Department of Statistics, Ministry of Health and Welfare. http://www.mohw.gov.tw/cht/DOS/Statistic.aspx?f_list_no=312&fod_list_no=5012 Accessed June 12, 2015.
Chambaere K, Rietjens JAC, Cohen J, Pardon K, Deschepper R, Pasman HRW, et al. Is educational attainment related to end-of-life decision-making? A large post-mortem survey in Belgium. BMC Public Health. 2013;13:1055.
Chan CL, Chow AY. Death, dying and bereavement: the Hong Kong Chinese experience. Hong Kong: Hong Kong University Press; 2006.
The debate in hospice care. J Oncol Pract 2008 4: 153–7.
Ngo-Metzger Q, August KJ, Srinivasan M, Liao S, Meyskens Jr FL. End-of-Life care: guidelines for patient-centered communication. Am Fam Physician. 2008;77:167–74. PubMed
Glare P, Virik K, Jones M, Hudson M, Eychmuller S, Malcolm H, et al. A systematic review of physicians' survival predictions in terminally ill cancer patients.

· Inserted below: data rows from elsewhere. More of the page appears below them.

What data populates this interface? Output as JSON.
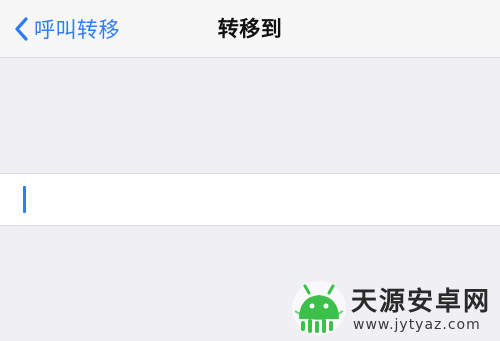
{
  "navbar": {
    "back_label": "呼叫转移",
    "back_icon": "chevron-left-icon",
    "title": "转移到"
  },
  "input": {
    "value": "",
    "placeholder": ""
  },
  "watermark": {
    "title": "天源安卓网",
    "url": "www.jytyaz.com"
  },
  "colors": {
    "accent": "#2f7cf6",
    "background": "#efeff4",
    "navbar": "#f7f7f7",
    "cell": "#ffffff",
    "logo_green": "#3cc04a"
  }
}
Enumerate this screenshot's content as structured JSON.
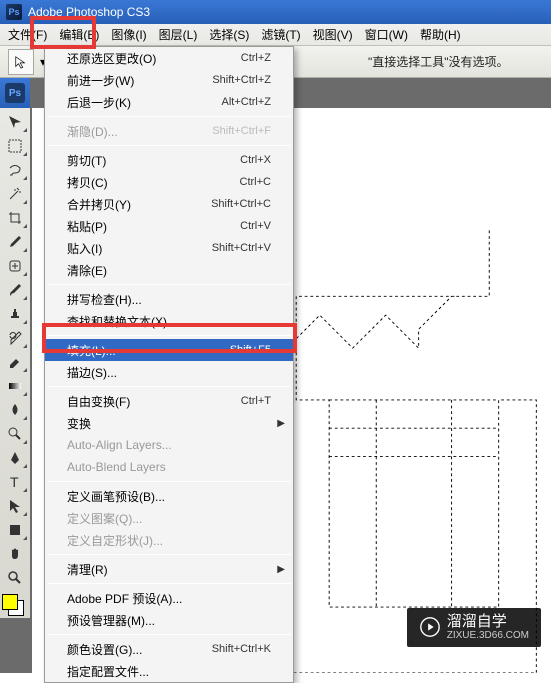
{
  "titlebar": {
    "title": "Adobe Photoshop CS3"
  },
  "menubar": {
    "items": [
      {
        "label": "文件(F)"
      },
      {
        "label": "编辑(E)"
      },
      {
        "label": "图像(I)"
      },
      {
        "label": "图层(L)"
      },
      {
        "label": "选择(S)"
      },
      {
        "label": "滤镜(T)"
      },
      {
        "label": "视图(V)"
      },
      {
        "label": "窗口(W)"
      },
      {
        "label": "帮助(H)"
      }
    ]
  },
  "optionsbar": {
    "message": "\"直接选择工具\"没有选项。"
  },
  "dropdown": {
    "items": [
      {
        "label": "还原选区更改(O)",
        "shortcut": "Ctrl+Z"
      },
      {
        "label": "前进一步(W)",
        "shortcut": "Shift+Ctrl+Z"
      },
      {
        "label": "后退一步(K)",
        "shortcut": "Alt+Ctrl+Z"
      },
      {
        "sep": true
      },
      {
        "label": "渐隐(D)...",
        "shortcut": "Shift+Ctrl+F",
        "disabled": true
      },
      {
        "sep": true
      },
      {
        "label": "剪切(T)",
        "shortcut": "Ctrl+X"
      },
      {
        "label": "拷贝(C)",
        "shortcut": "Ctrl+C"
      },
      {
        "label": "合并拷贝(Y)",
        "shortcut": "Shift+Ctrl+C"
      },
      {
        "label": "粘贴(P)",
        "shortcut": "Ctrl+V"
      },
      {
        "label": "贴入(I)",
        "shortcut": "Shift+Ctrl+V"
      },
      {
        "label": "清除(E)"
      },
      {
        "sep": true
      },
      {
        "label": "拼写检查(H)..."
      },
      {
        "label": "查找和替换文本(X)..."
      },
      {
        "sep": true
      },
      {
        "label": "填充(L)...",
        "shortcut": "Shift+F5",
        "highlight": true
      },
      {
        "label": "描边(S)..."
      },
      {
        "sep": true
      },
      {
        "label": "自由变换(F)",
        "shortcut": "Ctrl+T"
      },
      {
        "label": "变换",
        "submenu": true
      },
      {
        "label": "Auto-Align Layers...",
        "disabled": true
      },
      {
        "label": "Auto-Blend Layers",
        "disabled": true
      },
      {
        "sep": true
      },
      {
        "label": "定义画笔预设(B)..."
      },
      {
        "label": "定义图案(Q)...",
        "disabled": true
      },
      {
        "label": "定义自定形状(J)...",
        "disabled": true
      },
      {
        "sep": true
      },
      {
        "label": "清理(R)",
        "submenu": true
      },
      {
        "sep": true
      },
      {
        "label": "Adobe PDF 预设(A)..."
      },
      {
        "label": "预设管理器(M)..."
      },
      {
        "sep": true
      },
      {
        "label": "颜色设置(G)...",
        "shortcut": "Shift+Ctrl+K"
      },
      {
        "label": "指定配置文件..."
      }
    ]
  },
  "toolbox": {
    "tools": [
      "move-tool",
      "marquee-tool",
      "lasso-tool",
      "magic-wand-tool",
      "crop-tool",
      "eyedropper-tool",
      "healing-brush-tool",
      "brush-tool",
      "clone-stamp-tool",
      "history-brush-tool",
      "eraser-tool",
      "gradient-tool",
      "blur-tool",
      "dodge-tool",
      "pen-tool",
      "type-tool",
      "path-selection-tool",
      "shape-tool",
      "hand-tool",
      "zoom-tool"
    ]
  },
  "watermark": {
    "brand": "溜溜自学",
    "url": "ZIXUE.3D66.COM"
  }
}
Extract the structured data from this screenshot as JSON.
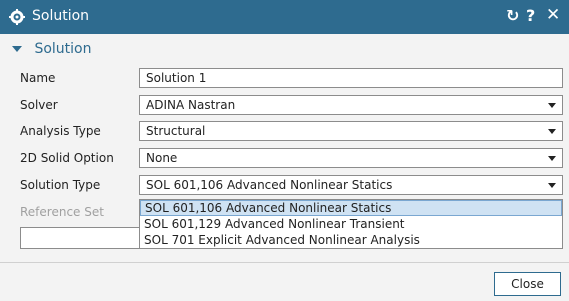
{
  "window": {
    "title": "Solution"
  },
  "section": {
    "title": "Solution"
  },
  "form": {
    "name": {
      "label": "Name",
      "value": "Solution 1"
    },
    "solver": {
      "label": "Solver",
      "value": "ADINA Nastran"
    },
    "analysis_type": {
      "label": "Analysis Type",
      "value": "Structural"
    },
    "solid_option": {
      "label": "2D Solid Option",
      "value": "None"
    },
    "solution_type": {
      "label": "Solution Type",
      "value": "SOL 601,106 Advanced Nonlinear Statics",
      "options": [
        "SOL 601,106 Advanced Nonlinear Statics",
        "SOL 601,129 Advanced Nonlinear Transient",
        "SOL 701 Explicit Advanced Nonlinear Analysis"
      ]
    },
    "reference_set": {
      "label": "Reference Set"
    }
  },
  "footer": {
    "close_label": "Close"
  },
  "colors": {
    "accent": "#2e6b8f",
    "selection": "#cfe2f3"
  }
}
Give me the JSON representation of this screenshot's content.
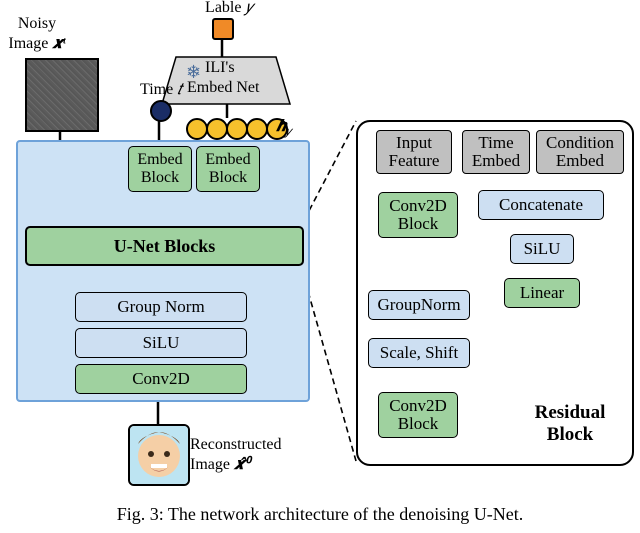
{
  "labels": {
    "noisy_image_title": "Noisy",
    "noisy_image_sub": "Image",
    "xt": "𝒙ᵗ",
    "time_lbl": "Time",
    "t": "𝑡",
    "label_y_title": "Lable",
    "y": "𝑦",
    "hy_prefix": "𝒉",
    "hy_sub": "𝑦",
    "reconstructed1": "Reconstructed",
    "reconstructed2": "Image",
    "xhat": "𝒙̂⁰"
  },
  "blocks": {
    "ili_l1": "ILI's",
    "ili_l2": "Embed Net",
    "embed_block_l1": "Embed",
    "embed_block_l2": "Block",
    "unet": "U-Net Blocks",
    "groupnorm": "Group Norm",
    "silu": "SiLU",
    "conv2d": "Conv2D"
  },
  "right": {
    "hdr_input_l1": "Input",
    "hdr_input_l2": "Feature",
    "hdr_time_l1": "Time",
    "hdr_time_l2": "Embed",
    "hdr_cond_l1": "Condition",
    "hdr_cond_l2": "Embed",
    "conv2d_l1": "Conv2D",
    "conv2d_l2": "Block",
    "concatenate": "Concatenate",
    "silu": "SiLU",
    "linear": "Linear",
    "groupnorm": "GroupNorm",
    "scale_shift": "Scale, Shift",
    "title_l1": "Residual",
    "title_l2": "Block"
  },
  "caption": "Fig. 3: The network architecture of the denoising U-Net."
}
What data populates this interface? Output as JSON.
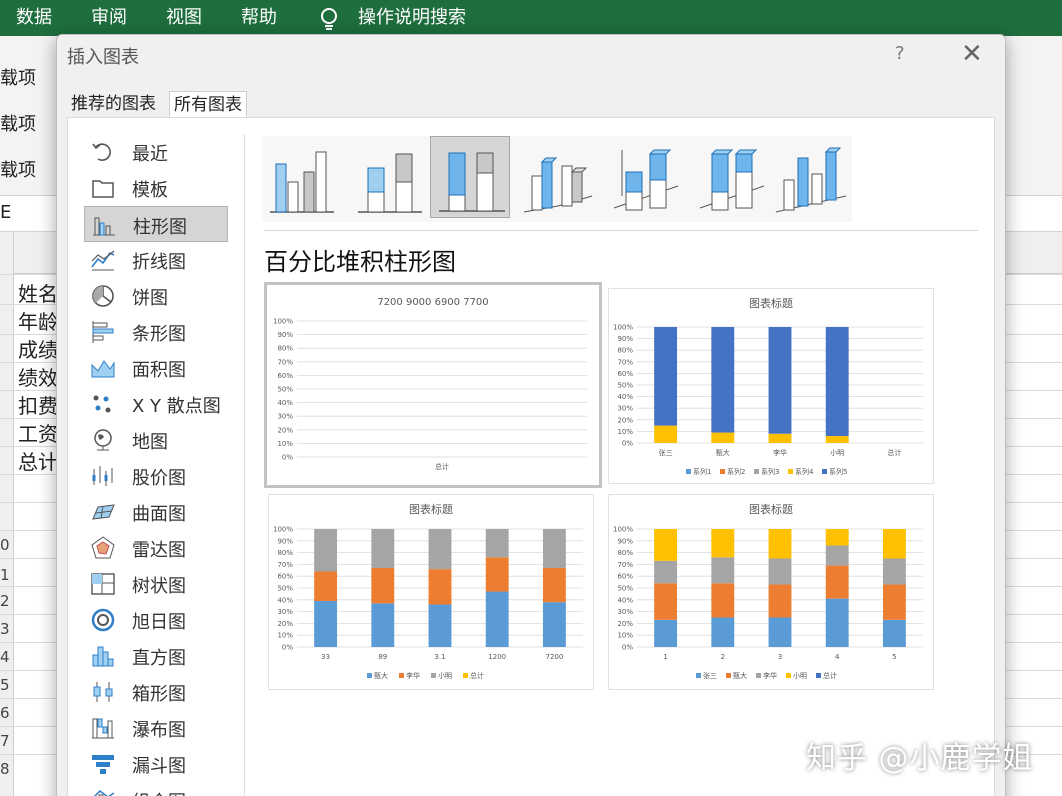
{
  "excel": {
    "ribbon_tabs": [
      "数据",
      "审阅",
      "视图",
      "帮助"
    ],
    "tell_me": "操作说明搜索",
    "ribbon_left": [
      "载项",
      "载项",
      "载项"
    ],
    "formula_left": "E",
    "rows": [
      "姓名",
      "年龄",
      "成绩",
      "绩效",
      "扣费",
      "工资",
      "总计"
    ],
    "row_numbers": [
      "0",
      "1",
      "2",
      "3",
      "4",
      "5",
      "6",
      "7",
      "8"
    ]
  },
  "dialog": {
    "title": "插入图表",
    "help": "?",
    "close": "✕",
    "tabs": [
      "推荐的图表",
      "所有图表"
    ],
    "categories": [
      {
        "label": "最近",
        "icon": "recent-icon"
      },
      {
        "label": "模板",
        "icon": "folder-icon"
      },
      {
        "label": "柱形图",
        "icon": "column-chart-icon",
        "selected": true
      },
      {
        "label": "折线图",
        "icon": "line-chart-icon"
      },
      {
        "label": "饼图",
        "icon": "pie-chart-icon"
      },
      {
        "label": "条形图",
        "icon": "bar-chart-icon"
      },
      {
        "label": "面积图",
        "icon": "area-chart-icon"
      },
      {
        "label": "X Y 散点图",
        "icon": "scatter-chart-icon"
      },
      {
        "label": "地图",
        "icon": "map-chart-icon"
      },
      {
        "label": "股价图",
        "icon": "stock-chart-icon"
      },
      {
        "label": "曲面图",
        "icon": "surface-chart-icon"
      },
      {
        "label": "雷达图",
        "icon": "radar-chart-icon"
      },
      {
        "label": "树状图",
        "icon": "treemap-chart-icon"
      },
      {
        "label": "旭日图",
        "icon": "sunburst-chart-icon"
      },
      {
        "label": "直方图",
        "icon": "histogram-chart-icon"
      },
      {
        "label": "箱形图",
        "icon": "box-chart-icon"
      },
      {
        "label": "瀑布图",
        "icon": "waterfall-chart-icon"
      },
      {
        "label": "漏斗图",
        "icon": "funnel-chart-icon"
      },
      {
        "label": "组合图",
        "icon": "combo-chart-icon"
      }
    ],
    "section_title": "百分比堆积柱形图",
    "colors": {
      "blue": "#5b9bd5",
      "orange": "#ed7d31",
      "gray": "#a5a5a5",
      "yellow": "#ffc000",
      "darkblue": "#4472c4"
    }
  },
  "chart_data": [
    {
      "type": "bar",
      "title": "7200 9000 6900 7700",
      "categories": [
        "总计"
      ],
      "series": [],
      "ylim": [
        0,
        100
      ],
      "yticks": [
        "100%",
        "90%",
        "80%",
        "70%",
        "60%",
        "50%",
        "40%",
        "30%",
        "20%",
        "10%",
        "0%"
      ]
    },
    {
      "type": "bar",
      "title": "图表标题",
      "categories": [
        "张三",
        "甄大",
        "李华",
        "小明",
        "总计"
      ],
      "series": [
        {
          "name": "系列1",
          "values": [
            0,
            0,
            0,
            0,
            0
          ]
        },
        {
          "name": "系列2",
          "values": [
            0,
            0,
            0,
            0,
            0
          ]
        },
        {
          "name": "系列3",
          "values": [
            0,
            0,
            0,
            0,
            0
          ]
        },
        {
          "name": "系列4",
          "values": [
            15,
            9,
            8,
            6,
            0
          ]
        },
        {
          "name": "系列5",
          "values": [
            85,
            91,
            92,
            94,
            0
          ]
        }
      ],
      "ylim": [
        0,
        100
      ],
      "yticks": [
        "100%",
        "90%",
        "80%",
        "70%",
        "60%",
        "50%",
        "40%",
        "30%",
        "20%",
        "10%",
        "0%"
      ]
    },
    {
      "type": "bar",
      "title": "图表标题",
      "categories": [
        "33",
        "89",
        "3.1",
        "1200",
        "7200"
      ],
      "series": [
        {
          "name": "甄大",
          "values": [
            39,
            37,
            36,
            47,
            38
          ]
        },
        {
          "name": "李华",
          "values": [
            25,
            30,
            30,
            29,
            29
          ]
        },
        {
          "name": "小明",
          "values": [
            36,
            33,
            34,
            24,
            33
          ]
        },
        {
          "name": "总计",
          "values": [
            0,
            0,
            0,
            0,
            0
          ]
        }
      ],
      "ylim": [
        0,
        100
      ],
      "yticks": [
        "100%",
        "90%",
        "80%",
        "70%",
        "60%",
        "50%",
        "40%",
        "30%",
        "20%",
        "10%",
        "0%"
      ]
    },
    {
      "type": "bar",
      "title": "图表标题",
      "categories": [
        "1",
        "2",
        "3",
        "4",
        "5"
      ],
      "series": [
        {
          "name": "张三",
          "values": [
            23,
            25,
            25,
            41,
            23
          ]
        },
        {
          "name": "甄大",
          "values": [
            31,
            29,
            28,
            28,
            30
          ]
        },
        {
          "name": "李华",
          "values": [
            19,
            22,
            22,
            17,
            22
          ]
        },
        {
          "name": "小明",
          "values": [
            27,
            24,
            25,
            14,
            25
          ]
        },
        {
          "name": "总计",
          "values": [
            0,
            0,
            0,
            0,
            0
          ]
        }
      ],
      "ylim": [
        0,
        100
      ],
      "yticks": [
        "100%",
        "90%",
        "80%",
        "70%",
        "60%",
        "50%",
        "40%",
        "30%",
        "20%",
        "10%",
        "0%"
      ]
    }
  ],
  "watermark": "知乎 @小鹿学姐"
}
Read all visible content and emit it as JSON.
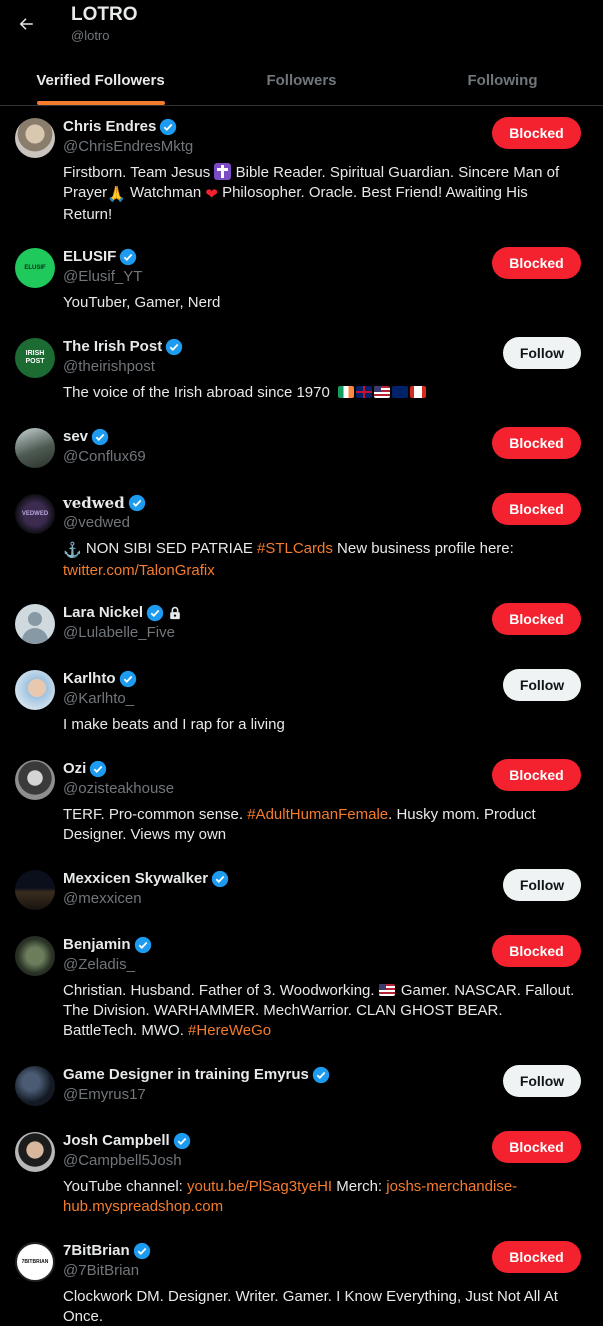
{
  "header": {
    "title": "LOTRO",
    "handle": "@lotro"
  },
  "tabs": [
    {
      "label": "Verified Followers",
      "active": true
    },
    {
      "label": "Followers",
      "active": false
    },
    {
      "label": "Following",
      "active": false
    }
  ],
  "accent": "#f57c2c",
  "users": [
    {
      "name": "Chris Endres",
      "handle": "@ChrisEndresMktg",
      "button": "Blocked",
      "avatar_icon": "bearded-man-avatar",
      "bio": [
        "Firstborn. Team Jesus ",
        " Bible Reader. Spiritual Guardian. Sincere Man of Prayer",
        " Watchman ",
        " Philosopher. Oracle. Best Friend! Awaiting His Return!"
      ]
    },
    {
      "name": "ELUSIF",
      "handle": "@Elusif_YT",
      "button": "Blocked",
      "avatar_text": "ELUSIF",
      "bio_text": "YouTuber, Gamer, Nerd"
    },
    {
      "name": "The Irish Post",
      "handle": "@theirishpost",
      "button": "Follow",
      "avatar_text": "IRISH POST",
      "bio_text": "The voice of the Irish abroad since 1970"
    },
    {
      "name": "sev",
      "handle": "@Conflux69",
      "button": "Blocked",
      "avatar_icon": "landscape-avatar"
    },
    {
      "name": "vedwed",
      "handle": "@vedwed",
      "button": "Blocked",
      "avatar_text": "VEDWED",
      "bio_pre": " NON SIBI SED PATRIAE ",
      "bio_tag": "#STLCards",
      "bio_mid": " New business profile here: ",
      "bio_link": "twitter.com/TalonGrafix"
    },
    {
      "name": "Lara Nickel",
      "handle": "@Lulabelle_Five",
      "button": "Blocked",
      "avatar_icon": "default-avatar"
    },
    {
      "name": "Karlhto",
      "handle": "@Karlhto_",
      "button": "Follow",
      "avatar_icon": "person-avatar",
      "bio_text": "I make beats and I rap for a living"
    },
    {
      "name": "Ozi",
      "handle": "@ozisteakhouse",
      "button": "Blocked",
      "avatar_icon": "portrait-avatar",
      "bio_pre": "TERF. Pro-common sense. ",
      "bio_tag": "#AdultHumanFemale",
      "bio_post": ". Husky mom. Product Designer. Views my own"
    },
    {
      "name": "Mexxicen Skywalker",
      "handle": "@mexxicen",
      "button": "Follow",
      "avatar_icon": "night-city-avatar"
    },
    {
      "name": "Benjamin",
      "handle": "@Zeladis_",
      "button": "Blocked",
      "avatar_icon": "figure-avatar",
      "bio_pre": "Christian. Husband. Father of 3. Woodworking. ",
      "bio_mid": " Gamer. NASCAR. Fallout. The Division. WARHAMMER. MechWarrior. CLAN GHOST BEAR. BattleTech. MWO. ",
      "bio_tag": "#HereWeGo"
    },
    {
      "name": "Game Designer in training Emyrus",
      "handle": "@Emyrus17",
      "button": "Follow",
      "avatar_icon": "dark-figure-avatar"
    },
    {
      "name": "Josh Campbell",
      "handle": "@Campbell5Josh",
      "button": "Blocked",
      "avatar_icon": "man-avatar",
      "bio_pre": "YouTube channel: ",
      "bio_link": "youtu.be/PlSag3tyeHI",
      "bio_mid": " Merch: ",
      "bio_link2": "joshs-merchandise-hub.myspreadshop.com"
    },
    {
      "name": "7BitBrian",
      "handle": "@7BitBrian",
      "button": "Blocked",
      "avatar_text": "7BITBRIAN",
      "bio_text": "Clockwork DM. Designer. Writer. Gamer. I Know Everything, Just Not All At Once."
    }
  ]
}
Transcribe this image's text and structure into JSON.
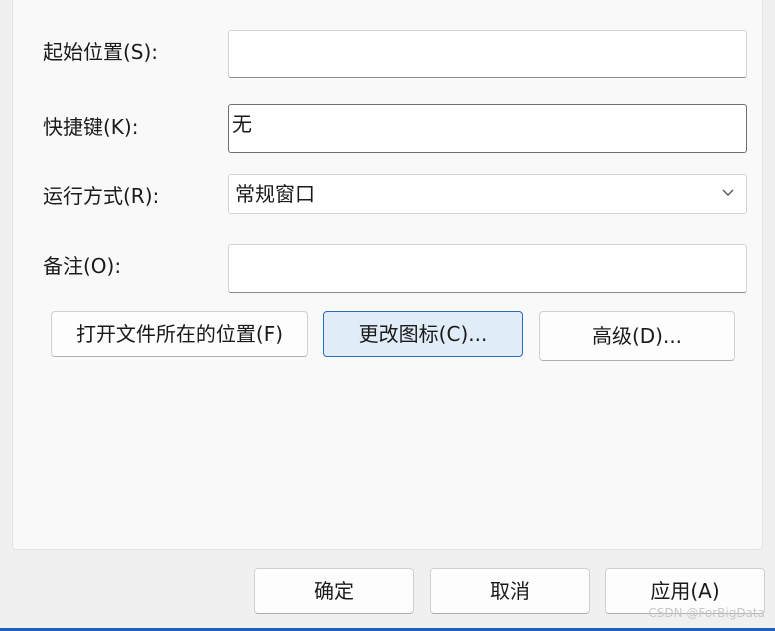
{
  "form": {
    "start_in": {
      "label": "起始位置(S):",
      "value": ""
    },
    "shortcut_key": {
      "label": "快捷键(K):",
      "value": "无"
    },
    "run": {
      "label": "运行方式(R):",
      "value": "常规窗口",
      "icon": "chevron-down-icon"
    },
    "comment": {
      "label": "备注(O):",
      "value": ""
    }
  },
  "actions": {
    "open_location": "打开文件所在的位置(F)",
    "change_icon": "更改图标(C)...",
    "advanced": "高级(D)..."
  },
  "footer": {
    "ok": "确定",
    "cancel": "取消",
    "apply": "应用(A)"
  },
  "watermark": "CSDN @ForBigData",
  "colors": {
    "accent": "#2b6cb8",
    "primary_button_bg": "#e0ecf8",
    "panel_bg": "#f9f9f9",
    "window_bg": "#f0f0f0",
    "taskbar_edge": "#1f5fbf"
  }
}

BMJ. 2003;327:195–8.
- Effect of hospice care on quality indicators of end-of-life care among patients with liver cancer: a national longitudinal population-based study in Taiwan 2000–2011
- BioMed Central
Neu im Fachgebiet AINS
Meistgelesene Bücher aus dem Fachgebiet AINS
Mail Icon II